Poem 6 (October 30, 1923; Diwan 8)

“Tuma bin kaun sune maharaj/ raakho baahn gahe ki laaj/ Braj-mohan jab se man baase/ hum bhoolin sab kaam-kaaj/ kuraj suraj sab bhool ke Hasrat/ ab maangat hai prem-raj

(Who else would listen to me but you, Maharaj?/ You once grabbed my arm – don’t shame me now/ Ever since that Braj-Enchanter entered my heart/ I have neglected all my tasks/ Hasrat has forgotten “Bad Raj” and “Good Raj”/ He now seeks only the “Raj of Love.)”

Poem 7 (November 21, 1923; Diwan 9)

“Kaase kahinaahin chain, Banawari bina/ roe kaate saarirain, Murari bina/ kou jatan jiyadhir na dhaare/ neend na aawe nain, Gridhari bina/ dekh sakhikou cheenhat naahin/ as Hasrat hoigain, Banawari bina

(Whom should I tell I find no rest without Banawari?/ My nights are spent shedding tears without Murari/ I try everything but my heart remains desolate/ No sleep comes to my eyes without Girdhari/ Look, friend, no one recognises us –/ So much we’ve changed, Hasrat, without Banawari.)”

Poem 8 (March 14, 1924; Diwan 10)

“Mo-pe rang na daar Murari/ binti karat hoon tihaari/ paniya bharan kaajaae na dehen/ Shyam bhare pichkari/ thar-thar kaanpat laajan Hasrat/ dekhat hain nar-naari

(Don’t throw colour on me, Murari/ Please, I beg of you, don’t/ Shyam won’t let me go to fetch water/ There he stands, with a loaded sprinkler/ Hasrat, stands shivering, utterly embarrassed/ As folks come over and watch.)”

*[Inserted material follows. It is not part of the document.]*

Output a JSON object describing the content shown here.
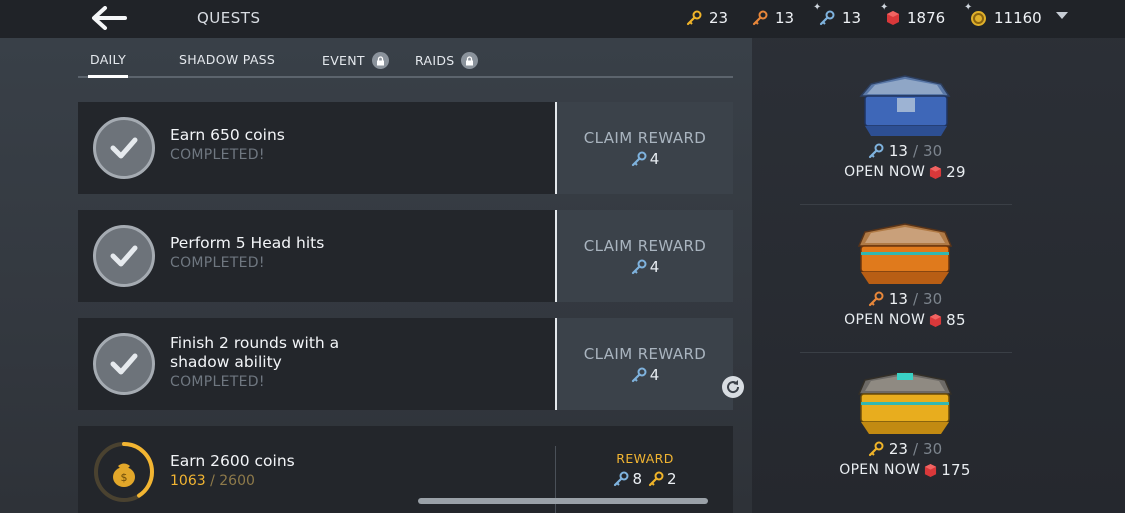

Hasrat did not write another Bhasha poem after March 1924 but he did write a couple more Urdu poems on the Krishna theme. Three verses from one will suffice to highlight the difference mentioned above. It was written at Barsana, the birthplace of Radha in Mathura district, and is dated August 28, 1926. The date coincides with the Janmashtami festival that year.

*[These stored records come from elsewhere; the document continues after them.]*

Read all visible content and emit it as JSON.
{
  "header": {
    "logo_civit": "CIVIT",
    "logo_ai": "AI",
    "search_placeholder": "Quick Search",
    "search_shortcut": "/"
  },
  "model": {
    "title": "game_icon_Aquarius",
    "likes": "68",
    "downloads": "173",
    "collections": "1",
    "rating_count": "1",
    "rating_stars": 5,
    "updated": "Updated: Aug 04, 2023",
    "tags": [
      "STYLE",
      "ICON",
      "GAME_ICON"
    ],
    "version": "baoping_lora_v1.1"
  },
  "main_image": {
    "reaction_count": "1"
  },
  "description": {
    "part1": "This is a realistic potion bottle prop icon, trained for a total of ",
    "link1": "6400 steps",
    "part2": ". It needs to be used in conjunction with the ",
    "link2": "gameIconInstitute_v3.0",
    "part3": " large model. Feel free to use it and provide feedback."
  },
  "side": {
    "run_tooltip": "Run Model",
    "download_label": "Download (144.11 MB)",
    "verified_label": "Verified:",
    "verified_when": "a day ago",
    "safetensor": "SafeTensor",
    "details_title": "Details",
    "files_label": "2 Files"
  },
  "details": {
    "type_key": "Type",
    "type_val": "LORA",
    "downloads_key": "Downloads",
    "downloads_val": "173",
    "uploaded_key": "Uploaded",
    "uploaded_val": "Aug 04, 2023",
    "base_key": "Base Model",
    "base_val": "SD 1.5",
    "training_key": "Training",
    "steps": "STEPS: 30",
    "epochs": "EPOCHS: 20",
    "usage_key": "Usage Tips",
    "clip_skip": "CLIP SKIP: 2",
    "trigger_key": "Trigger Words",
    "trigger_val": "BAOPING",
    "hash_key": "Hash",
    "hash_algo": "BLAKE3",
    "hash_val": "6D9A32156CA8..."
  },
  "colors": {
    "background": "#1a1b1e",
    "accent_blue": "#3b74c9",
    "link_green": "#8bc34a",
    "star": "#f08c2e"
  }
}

“Irfan-i-ishq naam hai mere maqaam ka/ haamil hoon kis ke naghma-i-nai ke payaam ka/ Mathura se ahl-i-dil ko woh aatihai boo-i-uns/ duniya-i-jaan mein shor hai jis ke dawaam ka/ labrez-i-noor hai dil-i-Hasrat, zahe-naseeb/ ik husn-i-mushkfaam ke shauq-i-tamaam ka

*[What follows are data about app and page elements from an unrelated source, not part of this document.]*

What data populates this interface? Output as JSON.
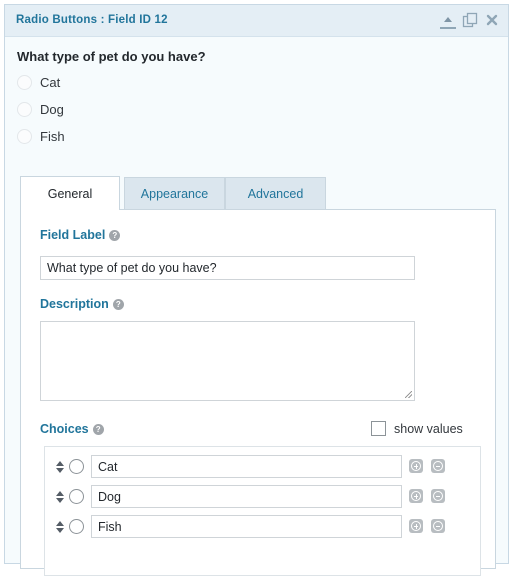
{
  "window": {
    "title": "Radio Buttons : Field ID 12",
    "icons": [
      "collapse-icon",
      "duplicate-icon",
      "delete-icon"
    ]
  },
  "preview": {
    "question": "What type of pet do you have?",
    "options": [
      "Cat",
      "Dog",
      "Fish"
    ]
  },
  "tabs": [
    {
      "label": "General",
      "active": true
    },
    {
      "label": "Appearance",
      "active": false
    },
    {
      "label": "Advanced",
      "active": false
    }
  ],
  "general": {
    "field_label": {
      "label": "Field Label",
      "value": "What type of pet do you have?"
    },
    "description": {
      "label": "Description",
      "value": ""
    },
    "choices": {
      "label": "Choices",
      "show_values_label": "show values",
      "show_values_checked": false,
      "items": [
        "Cat",
        "Dog",
        "Fish"
      ]
    }
  },
  "colors": {
    "accent": "#21759b",
    "titlebar": "#e4eef5"
  }
}
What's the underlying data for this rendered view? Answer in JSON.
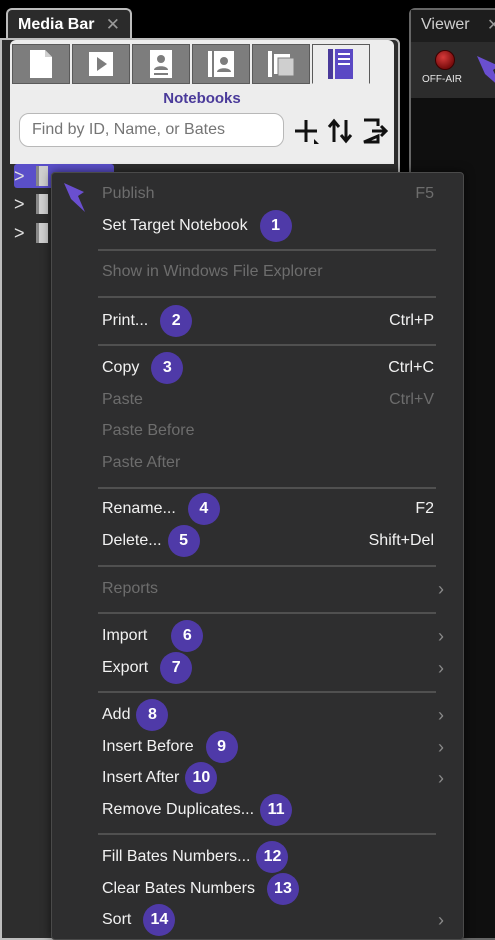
{
  "media_bar": {
    "tab_label": "Media Bar",
    "close_glyph": "✕",
    "section_title": "Notebooks",
    "search_placeholder": "Find by ID, Name, or Bates"
  },
  "viewer": {
    "tab_label": "Viewer",
    "close_glyph": "✕",
    "status_label": "OFF-AIR"
  },
  "menu": {
    "publish": {
      "label": "Publish",
      "shortcut": "F5"
    },
    "set_target": {
      "label": "Set Target Notebook",
      "badge": "1"
    },
    "show_explorer": {
      "label": "Show in Windows File Explorer"
    },
    "print": {
      "label": "Print...",
      "badge": "2",
      "shortcut": "Ctrl+P"
    },
    "copy": {
      "label": "Copy",
      "badge": "3",
      "shortcut": "Ctrl+C"
    },
    "paste": {
      "label": "Paste",
      "shortcut": "Ctrl+V"
    },
    "paste_before": {
      "label": "Paste Before"
    },
    "paste_after": {
      "label": "Paste After"
    },
    "rename": {
      "label": "Rename...",
      "badge": "4",
      "shortcut": "F2"
    },
    "delete": {
      "label": "Delete...",
      "badge": "5",
      "shortcut": "Shift+Del"
    },
    "reports": {
      "label": "Reports"
    },
    "import": {
      "label": "Import",
      "badge": "6"
    },
    "export": {
      "label": "Export",
      "badge": "7"
    },
    "add": {
      "label": "Add",
      "badge": "8"
    },
    "insert_before": {
      "label": "Insert Before",
      "badge": "9"
    },
    "insert_after": {
      "label": "Insert After",
      "badge": "10"
    },
    "remove_duplicates": {
      "label": "Remove Duplicates...",
      "badge": "11"
    },
    "fill_bates": {
      "label": "Fill Bates Numbers...",
      "badge": "12"
    },
    "clear_bates": {
      "label": "Clear Bates Numbers",
      "badge": "13"
    },
    "sort": {
      "label": "Sort",
      "badge": "14"
    },
    "submenu_arrow": "›"
  },
  "colors": {
    "badge": "#4f3aa8",
    "accent_title": "#4a3a9a",
    "selection": "#5a4fc9"
  }
}
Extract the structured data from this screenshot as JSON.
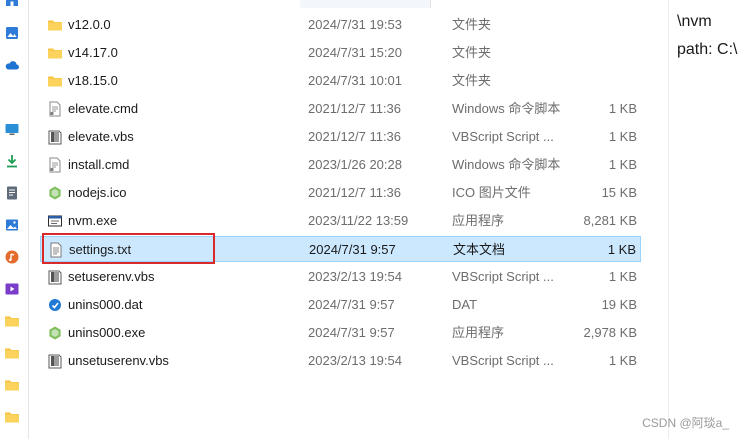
{
  "colors": {
    "accent": "#0067c0",
    "selection": "#cce8ff",
    "highlight_box": "#d9292b",
    "folder": "#f7c340"
  },
  "nav": [
    {
      "icon": "home-icon",
      "color": "#2f7bd8"
    },
    {
      "icon": "gallery-icon",
      "color": "#2f7bd8"
    },
    {
      "icon": "onedrive-icon",
      "color": "#1e73d2"
    },
    {
      "icon": "desktop-icon",
      "color": "#2a8fd6"
    },
    {
      "icon": "downloads-icon",
      "color": "#1f9c54"
    },
    {
      "icon": "documents-icon",
      "color": "#5f6b7a"
    },
    {
      "icon": "pictures-icon",
      "color": "#2f7bd8"
    },
    {
      "icon": "music-icon",
      "color": "#e46b2b"
    },
    {
      "icon": "videos-icon",
      "color": "#7a3cc9"
    },
    {
      "icon": "folder-icon",
      "color": "#f7c340"
    },
    {
      "icon": "folder-icon",
      "color": "#f7c340"
    },
    {
      "icon": "folder-icon",
      "color": "#f7c340"
    },
    {
      "icon": "folder-icon",
      "color": "#f7c340"
    }
  ],
  "files": [
    {
      "name": "v12.0.0",
      "date": "2024/7/31 19:53",
      "type": "文件夹",
      "size": "",
      "icon": "folder-icon"
    },
    {
      "name": "v14.17.0",
      "date": "2024/7/31 15:20",
      "type": "文件夹",
      "size": "",
      "icon": "folder-icon"
    },
    {
      "name": "v18.15.0",
      "date": "2024/7/31 10:01",
      "type": "文件夹",
      "size": "",
      "icon": "folder-icon"
    },
    {
      "name": "elevate.cmd",
      "date": "2021/12/7 11:36",
      "type": "Windows 命令脚本",
      "size": "1 KB",
      "icon": "cmd-file-icon"
    },
    {
      "name": "elevate.vbs",
      "date": "2021/12/7 11:36",
      "type": "VBScript Script ...",
      "size": "1 KB",
      "icon": "vbs-file-icon"
    },
    {
      "name": "install.cmd",
      "date": "2023/1/26 20:28",
      "type": "Windows 命令脚本",
      "size": "1 KB",
      "icon": "cmd-file-icon"
    },
    {
      "name": "nodejs.ico",
      "date": "2021/12/7 11:36",
      "type": "ICO 图片文件",
      "size": "15 KB",
      "icon": "nodejs-icon"
    },
    {
      "name": "nvm.exe",
      "date": "2023/11/22 13:59",
      "type": "应用程序",
      "size": "8,281 KB",
      "icon": "exe-file-icon"
    },
    {
      "name": "settings.txt",
      "date": "2024/7/31 9:57",
      "type": "文本文档",
      "size": "1 KB",
      "icon": "text-file-icon",
      "selected": true
    },
    {
      "name": "setuserenv.vbs",
      "date": "2023/2/13 19:54",
      "type": "VBScript Script ...",
      "size": "1 KB",
      "icon": "vbs-file-icon"
    },
    {
      "name": "unins000.dat",
      "date": "2024/7/31 9:57",
      "type": "DAT",
      "size": "19 KB",
      "icon": "dat-file-icon"
    },
    {
      "name": "unins000.exe",
      "date": "2024/7/31 9:57",
      "type": "应用程序",
      "size": "2,978 KB",
      "icon": "nodejs-icon"
    },
    {
      "name": "unsetuserenv.vbs",
      "date": "2023/2/13 19:54",
      "type": "VBScript Script ...",
      "size": "1 KB",
      "icon": "vbs-file-icon"
    }
  ],
  "preview": {
    "line1": "\\nvm",
    "line2": "path: C:\\"
  },
  "watermark": "CSDN @阿琰a_"
}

(I stand where Love’s perfect knowledge is found/ Whose is the flute whose melody fills me?/ “Men of Heart” obtain in Mathura that fragrance of Unity/ Which eternally permeates all life/ What good fortune, Hasrat, that your heart brims/ With a glowing love for that Musk-hued Beauty!)”

We may conclude by reminding ourselves that Hasrat wrote no less passionately about Mecca, Medina and Ajmer. What the different pilgrimages meant to him experientially is best expressed in one of his verses:

“Jamal-i-yaar se raushan ba-har shaan-o-ba-har soorat/ Mere pesh-i-nazar hain jalwa-i-dair-o-haram donon

(My eyes behold the mosque and the temple/ And light up every time with the Beloved’s Beauty.)”

And how he put that experience into practice in his life was also best expressed by him in another verse:

“Padhiye is ke siwana koi sabaq/ Khidmat-i-khalq-o-ishq-i-hazrat-i-haq

(Take to your heart no lesson but one/ Serve all life, and love Truth.)” 

This article is excerpted from a longer academic essay in progress. For biographical information, I am indebted to the following two books:

1. Ishtiyaq Azhar, Sayyad-al-Ahrar, Bahawalpur; Urdu Academy, 1978.

2. Nafis Ahmad Siddiqui, Hasrat Mohani aur Inqilab-i-Azadi, Karachi; Oxford University Press, 2004.

This article was published on the website of Outlook magazine on January 12, 2012;  

Archived from Communalism Combat, January 2012. Year 18, No.163 - Ethos